_Brief_
Pictures stay out. Everything else in the listing below gets written out exactly.
=== Section Start ===
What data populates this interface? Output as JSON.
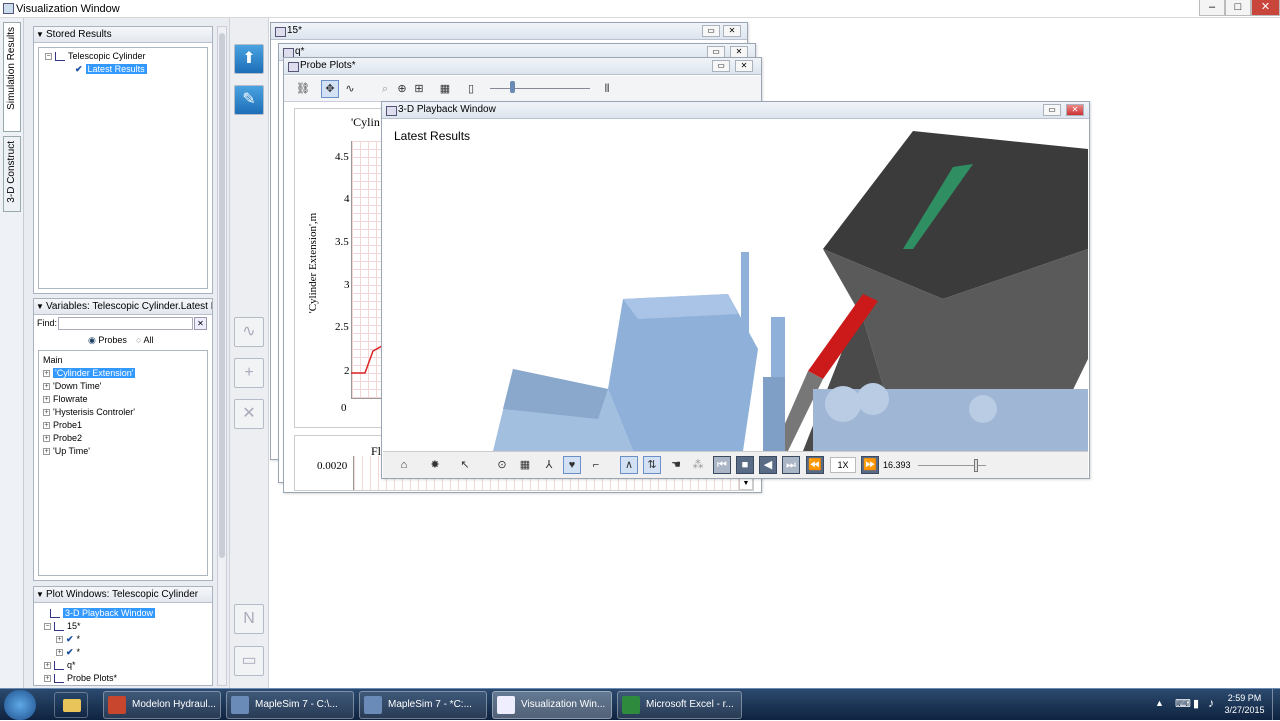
{
  "window": {
    "title": "Visualization Window"
  },
  "vtabs": {
    "simulation": "Simulation Results",
    "construct": "3-D Construct"
  },
  "stored": {
    "header": "Stored Results",
    "model": "Telescopic Cylinder",
    "result": "Latest Results"
  },
  "variables": {
    "header": "Variables: Telescopic Cylinder.Latest Re...",
    "find_label": "Find:",
    "find_value": "",
    "radio_probes": "Probes",
    "radio_all": "All",
    "root": "Main",
    "items": [
      "'Cylinder Extension'",
      "'Down Time'",
      "Flowrate",
      "'Hysterisis Controler'",
      "Probe1",
      "Probe2",
      "'Up Time'"
    ]
  },
  "plotwins": {
    "header": "Plot Windows: Telescopic Cylinder",
    "items": [
      "3-D Playback Window",
      "15*",
      "*",
      "*",
      "q*",
      "Probe Plots*"
    ]
  },
  "windows": {
    "w15": "15*",
    "wq": "q*",
    "probe": "Probe Plots*",
    "playback": "3-D Playback Window"
  },
  "plot": {
    "title": "'Cylin",
    "ylabel": "'Cylinder Extension',m",
    "yticks": [
      "4.5",
      "4",
      "3.5",
      "3",
      "2.5",
      "2",
      "0"
    ],
    "lower_tick": "0.0020",
    "lower_title": "Fl"
  },
  "playback": {
    "scene_label": "Latest Results",
    "speed": "1X",
    "time": "16.393",
    "slider_fraction": 0.88
  },
  "taskbar": {
    "items": [
      "Modelon Hydraul...",
      "MapleSim 7 - C:\\...",
      "MapleSim 7 - *C:...",
      "Visualization Win...",
      "Microsoft Excel - r..."
    ],
    "time": "2:59 PM",
    "date": "3/27/2015"
  }
}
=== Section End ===
_Task response_
What data populates this interface? Output as JSON.
{
  "window": {
    "title": "Visualization Window"
  },
  "vtabs": {
    "simulation": "Simulation Results",
    "construct": "3-D Construct"
  },
  "stored": {
    "header": "Stored Results",
    "model": "Telescopic Cylinder",
    "result": "Latest Results"
  },
  "variables": {
    "header": "Variables: Telescopic Cylinder.Latest Re...",
    "find_label": "Find:",
    "find_value": "",
    "radio_probes": "Probes",
    "radio_all": "All",
    "root": "Main",
    "items": [
      "'Cylinder Extension'",
      "'Down Time'",
      "Flowrate",
      "'Hysterisis Controler'",
      "Probe1",
      "Probe2",
      "'Up Time'"
    ]
  },
  "plotwins": {
    "header": "Plot Windows: Telescopic Cylinder",
    "items": [
      "3-D Playback Window",
      "15*",
      "*",
      "*",
      "q*",
      "Probe Plots*"
    ]
  },
  "windows": {
    "w15": "15*",
    "wq": "q*",
    "probe": "Probe Plots*",
    "playback": "3-D Playback Window"
  },
  "plot": {
    "title": "'Cylin",
    "ylabel": "'Cylinder Extension',m",
    "yticks": [
      "4.5",
      "4",
      "3.5",
      "3",
      "2.5",
      "2",
      "0"
    ],
    "lower_tick": "0.0020",
    "lower_title": "Fl"
  },
  "playback": {
    "scene_label": "Latest Results",
    "speed": "1X",
    "time": "16.393",
    "slider_fraction": 0.88
  },
  "taskbar": {
    "items": [
      "Modelon Hydraul...",
      "MapleSim 7 - C:\\...",
      "MapleSim 7 - *C:...",
      "Visualization Win...",
      "Microsoft Excel - r..."
    ],
    "time": "2:59 PM",
    "date": "3/27/2015"
  }
}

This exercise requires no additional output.